Have I told you that my sisters are supermodels? No? First of all, thanks to our mom (she's the one in the middle that all my high school friends used to hit on/drool over) and dad for some good genes. Most of which I did NOT inherit, being the short/chunky one of the family by comparison. I wear heels and black a lot, which helps.
Lemme tell ya - it wasn't always that way. Once upon a time, they were just two funny little girls with messy hair (Pamby) and the most heart-rending fake cry on earth (Roni). NOTE: Those are not thier real names, just what we call them. Being the older than them by almost-five and almost-seven years, I would often look at them and say in my big-sister wisdom, "STOP FOLLOWING ME!" or in other, more touching words, "I'M GONNA TELL MOM IF YOU DON'T GET OUT OF MY ROOM!". There were probably a million times that I smacked them (not hard) , or wanted to. It was never a question of not loving them to bits, they just drove me up the wall in the way only tag-along siblings can do. Before they were born, I'd said to my mom, "Mommy, we have to have a whole handful of people." - meaning five, one for each digit. Bossy is my MIDDLE name. I honestly thought that a baby brother would be a little buddy that I could take around like a live doll. Notice that I said little brother - when I think back on how determined I was to have one, it was probably due to my conviction that I was the Center of the Family and a BROTHER could not usurp that position. Heh.

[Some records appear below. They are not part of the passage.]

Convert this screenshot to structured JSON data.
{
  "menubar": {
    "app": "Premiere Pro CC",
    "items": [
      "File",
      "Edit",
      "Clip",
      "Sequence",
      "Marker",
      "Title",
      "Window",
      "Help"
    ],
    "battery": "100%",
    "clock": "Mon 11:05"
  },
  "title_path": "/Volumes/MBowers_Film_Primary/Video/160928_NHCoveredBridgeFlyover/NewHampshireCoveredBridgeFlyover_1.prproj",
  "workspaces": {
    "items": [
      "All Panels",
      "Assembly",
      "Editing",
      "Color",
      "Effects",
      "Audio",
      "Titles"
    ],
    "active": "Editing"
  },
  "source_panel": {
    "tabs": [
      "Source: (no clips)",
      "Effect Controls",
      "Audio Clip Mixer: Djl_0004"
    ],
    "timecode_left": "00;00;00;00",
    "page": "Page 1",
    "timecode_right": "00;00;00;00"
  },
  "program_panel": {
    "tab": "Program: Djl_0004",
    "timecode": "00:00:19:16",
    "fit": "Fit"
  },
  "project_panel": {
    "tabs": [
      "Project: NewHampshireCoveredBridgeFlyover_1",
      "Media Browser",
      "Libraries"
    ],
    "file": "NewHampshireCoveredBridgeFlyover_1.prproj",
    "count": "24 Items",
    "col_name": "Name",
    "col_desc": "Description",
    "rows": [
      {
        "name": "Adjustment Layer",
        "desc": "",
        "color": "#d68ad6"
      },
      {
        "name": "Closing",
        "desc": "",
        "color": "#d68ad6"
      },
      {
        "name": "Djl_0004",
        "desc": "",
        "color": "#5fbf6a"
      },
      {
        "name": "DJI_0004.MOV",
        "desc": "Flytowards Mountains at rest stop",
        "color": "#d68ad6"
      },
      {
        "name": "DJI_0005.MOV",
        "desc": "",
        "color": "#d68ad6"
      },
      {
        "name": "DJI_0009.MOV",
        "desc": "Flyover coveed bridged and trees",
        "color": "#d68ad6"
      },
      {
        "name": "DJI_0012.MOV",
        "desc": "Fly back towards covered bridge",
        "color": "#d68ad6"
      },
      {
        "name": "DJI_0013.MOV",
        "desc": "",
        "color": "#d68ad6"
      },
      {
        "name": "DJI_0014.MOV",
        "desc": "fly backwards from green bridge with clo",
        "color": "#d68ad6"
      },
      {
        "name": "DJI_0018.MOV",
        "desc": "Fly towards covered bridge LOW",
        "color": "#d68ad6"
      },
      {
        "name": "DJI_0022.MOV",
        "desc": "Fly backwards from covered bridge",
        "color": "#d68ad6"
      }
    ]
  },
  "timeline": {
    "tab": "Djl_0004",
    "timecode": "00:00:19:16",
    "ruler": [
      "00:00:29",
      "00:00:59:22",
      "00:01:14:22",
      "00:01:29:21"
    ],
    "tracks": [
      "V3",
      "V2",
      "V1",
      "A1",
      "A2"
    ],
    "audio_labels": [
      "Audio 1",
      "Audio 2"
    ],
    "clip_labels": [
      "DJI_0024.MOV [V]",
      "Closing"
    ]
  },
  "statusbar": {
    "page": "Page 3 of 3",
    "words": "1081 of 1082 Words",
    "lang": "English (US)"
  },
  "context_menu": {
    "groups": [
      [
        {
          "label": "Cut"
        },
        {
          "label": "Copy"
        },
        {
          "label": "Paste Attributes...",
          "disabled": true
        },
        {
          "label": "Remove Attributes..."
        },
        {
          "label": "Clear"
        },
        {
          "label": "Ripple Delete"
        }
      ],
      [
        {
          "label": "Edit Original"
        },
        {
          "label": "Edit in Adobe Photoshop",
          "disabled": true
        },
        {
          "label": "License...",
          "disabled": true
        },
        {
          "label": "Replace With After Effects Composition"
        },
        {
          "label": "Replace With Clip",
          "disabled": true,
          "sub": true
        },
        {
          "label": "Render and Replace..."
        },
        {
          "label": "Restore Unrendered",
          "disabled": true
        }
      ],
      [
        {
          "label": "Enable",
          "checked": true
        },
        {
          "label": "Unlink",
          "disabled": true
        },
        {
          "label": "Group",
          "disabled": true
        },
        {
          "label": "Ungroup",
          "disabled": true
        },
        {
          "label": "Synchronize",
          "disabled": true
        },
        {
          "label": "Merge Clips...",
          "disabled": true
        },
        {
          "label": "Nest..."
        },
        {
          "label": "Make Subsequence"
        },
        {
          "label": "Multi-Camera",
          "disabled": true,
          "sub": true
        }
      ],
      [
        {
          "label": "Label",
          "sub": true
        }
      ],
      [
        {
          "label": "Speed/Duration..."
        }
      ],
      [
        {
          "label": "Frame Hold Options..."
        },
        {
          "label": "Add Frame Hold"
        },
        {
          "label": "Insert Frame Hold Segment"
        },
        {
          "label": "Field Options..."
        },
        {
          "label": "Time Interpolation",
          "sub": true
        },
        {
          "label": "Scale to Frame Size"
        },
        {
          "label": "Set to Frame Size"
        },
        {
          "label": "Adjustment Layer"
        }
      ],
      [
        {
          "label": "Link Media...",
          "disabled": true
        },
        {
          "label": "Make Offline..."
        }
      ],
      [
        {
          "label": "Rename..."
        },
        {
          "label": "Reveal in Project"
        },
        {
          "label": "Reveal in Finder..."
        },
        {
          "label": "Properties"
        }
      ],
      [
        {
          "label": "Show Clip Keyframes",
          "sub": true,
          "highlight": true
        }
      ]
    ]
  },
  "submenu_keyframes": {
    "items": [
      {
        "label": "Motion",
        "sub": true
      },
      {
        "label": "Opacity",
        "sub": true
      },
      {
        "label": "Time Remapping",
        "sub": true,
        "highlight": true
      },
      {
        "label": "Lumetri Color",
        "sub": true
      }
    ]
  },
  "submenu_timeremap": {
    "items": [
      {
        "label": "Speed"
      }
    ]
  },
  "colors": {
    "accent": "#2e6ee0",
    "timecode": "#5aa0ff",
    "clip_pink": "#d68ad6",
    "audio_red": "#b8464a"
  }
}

I also had a deep crush on a little boy in my kindergarten class named Aaron. My parents, being a) young ... actually when I think about it, my mom was pregnant with #2 AT MY AGE, and b) extremely easy-going, decided to let me name the baby. This being before the days of 4=D ultrasounds and such, her gender was unknown. Right up until the day she was born in their bedroom, at which point they actually let me check and see what was there. Or, in fact, not there. They'd also agreed to let me name the baby, a feat of such incredible courage I'm still not over it. I went over to where the leg curled-up, vernix-covered brand new baby was lying and yelled out,
"It's a BOY!"
Blink, blink, baby cries her first heart-rending, goat-y sounding cries. "No sweetie, its a GIRL."
"Well, I don't care, I'm STILL naming her Aaron!" Thankfully for my sister, Erin is a pretty name and my four-year old self didn't know the difference for years.
Imagine what would have happened I'd had a crush on a boy named Jeffery.
Pamby was another story altogether from the start - she was born dramatic and has never gotten over it. The midwife that delivered her said, "She reminds me of Sandra Bernhardt!" when she was three days old. Always the kid wearing my mom's tall (riding style) boots with a lampshade and a diaper. Or my dad's boots with a gray wig and a giant T-shirt. Jam, crumbs and a smile on her face as wide as the Golden Gate Bridge. At age two, she decided to open the car door (fortunately our babysitter was just about to stop) and flew! out of the car. She earned a few scrapes, a hole punched through her little lip and a scar that you can just barely see, if you know where to look and get really, really close.
She was the girl who would throw herself into any activity she did- sleeping (head on a rock or an old smelly dog or a doormat) eating (till she was coated in food) crying (tears shooting out of her eyes like waterworks, face contorted with anguish) The "brave" one of the two of them, who would dare to ask for a mint for Roni, who was always petrified with shyness. Roni's champion, she would dare to smash a bug with a defiant STOMP of her tiny foot. The same kid who decided to give herself a Little Dutch Boy haircut at age three (cut into her finger whilst going round the back bits) and shave her head at age 16. I have it on good authority that it was "actually cute", and I believe it.
Once Roni decided to "share" a tiny box of raisins with Baby Pamby, who was sitting in our swingset at the time. She dropped them in, one by one, into the little open mouth. Thirty seconds later, when poor Pamby was turning blue and choking, my mom turned back around and immediately upended her and whacked her on the back. Which explains why this is a funny, not tragic story. See? We all survived to tell the tale. The pretty lady in the middle of us is our "Auntie Yoda" (I named her this at age 3, after seeing Star Wars, because she was "so wise"). She was my "other mom" for the first four years of my life when we all lived together.
Than one day, a funny thing happened: Sometime after S. and I got married and they moved away - They both grew up, got jobs and interests and stories that I don't (and probably will never) know about. We talk on the phone often and write letters and cards back and forth. The stories that I'd be able to read on their faces are obscured by time, distance, different schedules and Life. I can't see them every day, and haven't seen most of my family for more than a year. I miss them the way I miss nothing else - Fortunately, I know they're still Those Pesky Brats from once upon A Time. Deep, deep down there. Love you guys!